There's something different about being in the middle of a packed house where everyone is cheering for the same team.
“It's indescribable,” Lindsay Eads of Fort Wayne said. “Your heart's racing, you're living in that moment, it's amazing to be part of such a good community supporting the US. …The patriotism is just awesome, all the red, white and blue.”
“I just love the surroundings, with all the people out here, crazy for the game, enjoying the game,” Paul Snyder of Fort Wayne said. “It's all about the atmosphere.”
Maybe it's only an every four-year thing for Americans. We tend to get wrapped up in the NFL and other sports far more than soccer until the World Cup comes along. For every Snyder, who watches a lot of soccer (“Go Arsenal!” he said), there's another fan like Snyder's friend Dan Briney, who says he's much more of a soccer fan when the World Cup comes around.
This year feels different, as if US fans have taken a step up in their intensity about the team, as if more people are paying attention. Television ratings attest to the rise.
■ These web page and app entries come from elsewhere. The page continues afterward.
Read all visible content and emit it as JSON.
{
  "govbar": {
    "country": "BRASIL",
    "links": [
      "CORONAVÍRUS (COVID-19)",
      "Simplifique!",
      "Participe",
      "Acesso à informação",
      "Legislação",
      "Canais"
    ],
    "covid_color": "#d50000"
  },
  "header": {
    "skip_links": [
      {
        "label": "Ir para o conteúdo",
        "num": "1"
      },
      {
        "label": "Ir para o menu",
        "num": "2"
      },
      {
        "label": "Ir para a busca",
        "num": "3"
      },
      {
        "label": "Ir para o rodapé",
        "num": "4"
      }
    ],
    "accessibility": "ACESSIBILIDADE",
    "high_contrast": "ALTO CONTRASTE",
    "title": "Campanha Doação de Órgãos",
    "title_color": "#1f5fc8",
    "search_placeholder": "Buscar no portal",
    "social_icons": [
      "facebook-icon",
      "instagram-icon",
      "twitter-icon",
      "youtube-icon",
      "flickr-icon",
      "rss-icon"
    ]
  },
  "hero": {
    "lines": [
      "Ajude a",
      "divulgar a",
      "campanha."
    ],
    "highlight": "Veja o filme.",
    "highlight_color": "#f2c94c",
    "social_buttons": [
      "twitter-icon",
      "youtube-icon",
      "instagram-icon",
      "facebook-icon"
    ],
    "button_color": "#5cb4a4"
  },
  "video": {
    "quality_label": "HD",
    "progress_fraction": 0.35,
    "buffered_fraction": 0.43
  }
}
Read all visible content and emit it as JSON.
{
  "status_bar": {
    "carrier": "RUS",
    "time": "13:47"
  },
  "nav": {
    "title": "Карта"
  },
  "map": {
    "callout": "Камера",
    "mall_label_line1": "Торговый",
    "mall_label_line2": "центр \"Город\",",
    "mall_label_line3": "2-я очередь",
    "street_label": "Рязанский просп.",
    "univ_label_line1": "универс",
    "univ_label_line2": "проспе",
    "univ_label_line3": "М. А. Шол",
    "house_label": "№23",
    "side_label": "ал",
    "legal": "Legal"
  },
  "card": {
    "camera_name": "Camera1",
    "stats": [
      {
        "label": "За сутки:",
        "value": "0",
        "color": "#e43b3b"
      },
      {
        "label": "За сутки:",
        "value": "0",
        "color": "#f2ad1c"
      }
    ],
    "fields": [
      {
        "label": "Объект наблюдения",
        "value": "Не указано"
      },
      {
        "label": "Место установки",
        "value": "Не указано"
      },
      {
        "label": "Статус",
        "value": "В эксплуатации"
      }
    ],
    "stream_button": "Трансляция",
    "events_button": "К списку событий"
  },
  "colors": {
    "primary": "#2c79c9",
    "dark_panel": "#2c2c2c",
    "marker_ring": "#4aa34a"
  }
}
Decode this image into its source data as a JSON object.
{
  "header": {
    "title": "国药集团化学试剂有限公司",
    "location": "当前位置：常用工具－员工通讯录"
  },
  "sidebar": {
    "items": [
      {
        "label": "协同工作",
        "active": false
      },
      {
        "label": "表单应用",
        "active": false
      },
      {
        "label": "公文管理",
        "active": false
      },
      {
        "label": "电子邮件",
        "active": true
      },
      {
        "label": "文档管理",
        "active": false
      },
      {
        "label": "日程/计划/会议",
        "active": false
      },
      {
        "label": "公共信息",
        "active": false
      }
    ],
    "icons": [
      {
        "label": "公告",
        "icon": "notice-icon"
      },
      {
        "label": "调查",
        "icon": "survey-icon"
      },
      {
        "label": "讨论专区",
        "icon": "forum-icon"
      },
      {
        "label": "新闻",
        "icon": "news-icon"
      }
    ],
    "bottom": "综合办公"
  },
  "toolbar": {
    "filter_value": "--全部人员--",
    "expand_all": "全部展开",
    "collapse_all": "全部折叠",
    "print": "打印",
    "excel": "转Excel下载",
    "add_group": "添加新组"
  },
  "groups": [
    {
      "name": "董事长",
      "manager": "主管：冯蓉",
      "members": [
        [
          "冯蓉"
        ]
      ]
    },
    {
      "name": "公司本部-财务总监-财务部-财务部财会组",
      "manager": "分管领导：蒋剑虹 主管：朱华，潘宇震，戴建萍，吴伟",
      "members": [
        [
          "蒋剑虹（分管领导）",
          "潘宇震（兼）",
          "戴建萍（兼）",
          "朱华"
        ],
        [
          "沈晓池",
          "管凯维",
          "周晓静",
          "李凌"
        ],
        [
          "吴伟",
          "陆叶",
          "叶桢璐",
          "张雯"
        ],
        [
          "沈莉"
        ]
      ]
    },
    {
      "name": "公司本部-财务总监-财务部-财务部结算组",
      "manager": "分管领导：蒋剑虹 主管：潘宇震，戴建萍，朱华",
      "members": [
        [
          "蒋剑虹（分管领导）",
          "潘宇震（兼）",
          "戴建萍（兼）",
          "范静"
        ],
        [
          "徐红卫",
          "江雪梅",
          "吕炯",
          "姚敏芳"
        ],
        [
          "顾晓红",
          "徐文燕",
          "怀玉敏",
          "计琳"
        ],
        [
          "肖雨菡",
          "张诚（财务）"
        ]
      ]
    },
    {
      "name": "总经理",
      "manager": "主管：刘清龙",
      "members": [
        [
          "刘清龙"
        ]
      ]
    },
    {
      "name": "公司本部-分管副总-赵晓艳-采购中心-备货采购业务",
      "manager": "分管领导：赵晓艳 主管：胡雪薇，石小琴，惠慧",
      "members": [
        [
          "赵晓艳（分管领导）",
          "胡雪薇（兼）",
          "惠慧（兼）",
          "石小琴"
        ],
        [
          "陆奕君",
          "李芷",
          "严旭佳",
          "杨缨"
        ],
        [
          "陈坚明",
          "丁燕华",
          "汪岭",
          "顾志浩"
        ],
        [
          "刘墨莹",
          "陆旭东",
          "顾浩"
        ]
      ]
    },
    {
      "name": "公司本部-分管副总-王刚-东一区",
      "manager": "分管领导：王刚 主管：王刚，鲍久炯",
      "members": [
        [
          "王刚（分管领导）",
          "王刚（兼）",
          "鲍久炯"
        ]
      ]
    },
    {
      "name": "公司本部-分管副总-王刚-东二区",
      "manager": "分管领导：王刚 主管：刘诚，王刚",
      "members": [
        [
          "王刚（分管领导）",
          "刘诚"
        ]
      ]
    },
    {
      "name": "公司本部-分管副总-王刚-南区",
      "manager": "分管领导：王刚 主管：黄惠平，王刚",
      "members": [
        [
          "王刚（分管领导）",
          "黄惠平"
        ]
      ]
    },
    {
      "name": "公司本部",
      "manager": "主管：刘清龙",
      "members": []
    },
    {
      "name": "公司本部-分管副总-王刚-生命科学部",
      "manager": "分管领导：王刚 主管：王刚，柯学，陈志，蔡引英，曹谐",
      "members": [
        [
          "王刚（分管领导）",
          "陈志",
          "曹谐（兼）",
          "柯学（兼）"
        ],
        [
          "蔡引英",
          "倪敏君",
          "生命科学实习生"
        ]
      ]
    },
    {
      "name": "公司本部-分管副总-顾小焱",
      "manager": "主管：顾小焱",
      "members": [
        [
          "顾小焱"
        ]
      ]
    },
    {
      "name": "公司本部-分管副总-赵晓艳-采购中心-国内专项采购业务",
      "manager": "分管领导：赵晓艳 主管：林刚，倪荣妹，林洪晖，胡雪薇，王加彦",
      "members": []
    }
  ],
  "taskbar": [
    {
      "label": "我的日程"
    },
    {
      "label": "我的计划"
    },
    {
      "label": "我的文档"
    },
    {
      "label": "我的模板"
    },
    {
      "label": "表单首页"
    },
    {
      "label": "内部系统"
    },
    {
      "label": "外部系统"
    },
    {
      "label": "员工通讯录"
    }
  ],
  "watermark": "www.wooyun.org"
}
Jam-packed pubs do, too.
Justin Busch is the local president of the American Outlaws, a group organized to support the US men's soccer team. He worked with O'Reilly's to set it up as the locale to watch US games, and the number who came out Sunday doubled the number who had watched the US opening-game win over Ghana.
“We're the 137th chapter of the American Outlaws, the last chapter to become official before the World Cup,” Busch said. “Soccer has taken hold in America and definitely in Fort Wayne.”
The level of support for US soccer has surprised even Busch, 34, who said he played against Beasley as a young player.
“I thought we had a need (for a local fan group), but I never thought we'd see this many fans here,” he said. “It's really cool to see everybody come out and support America.”
I have a theory about why people, young people especially, enjoy getting together to watch the US in the World Cup: It's the one time in sports when we're all on the same team.
Every other place in this forever connected world, I have my teams and you have yours. I like the Colts, you like the Bears. I like LeBron, you think he couldn't carry Michael Jordan's endorsement portfolio.
During the World Cup, it's no longer you and me, it's us.
“It's more entertaining to come in here and to be with so many people,” Heather Anderson of Fort Wayne said. “They just go crazy when they score. You get way more into it (with a group). At home, you don't get nearly so much into it.”
“People's patriotism brings some excitement to the soccer game,” Briney said, “and really gets people energetic and hyped for the US.”
“You have a diverse but rowdy group and we're all cheering for one thing,” Caleb Gross of Fort Wayne said.
We're cheering Jones and Dempsey and Beasley and friends. We're booing Ronaldo and other opposing villains to be determined. It's standing-room only these days. Except when we score, then it's jumping-room only.
Most of the time, three letters rule sports in this country: NFL.
Right here, for right now, it's U-S-A!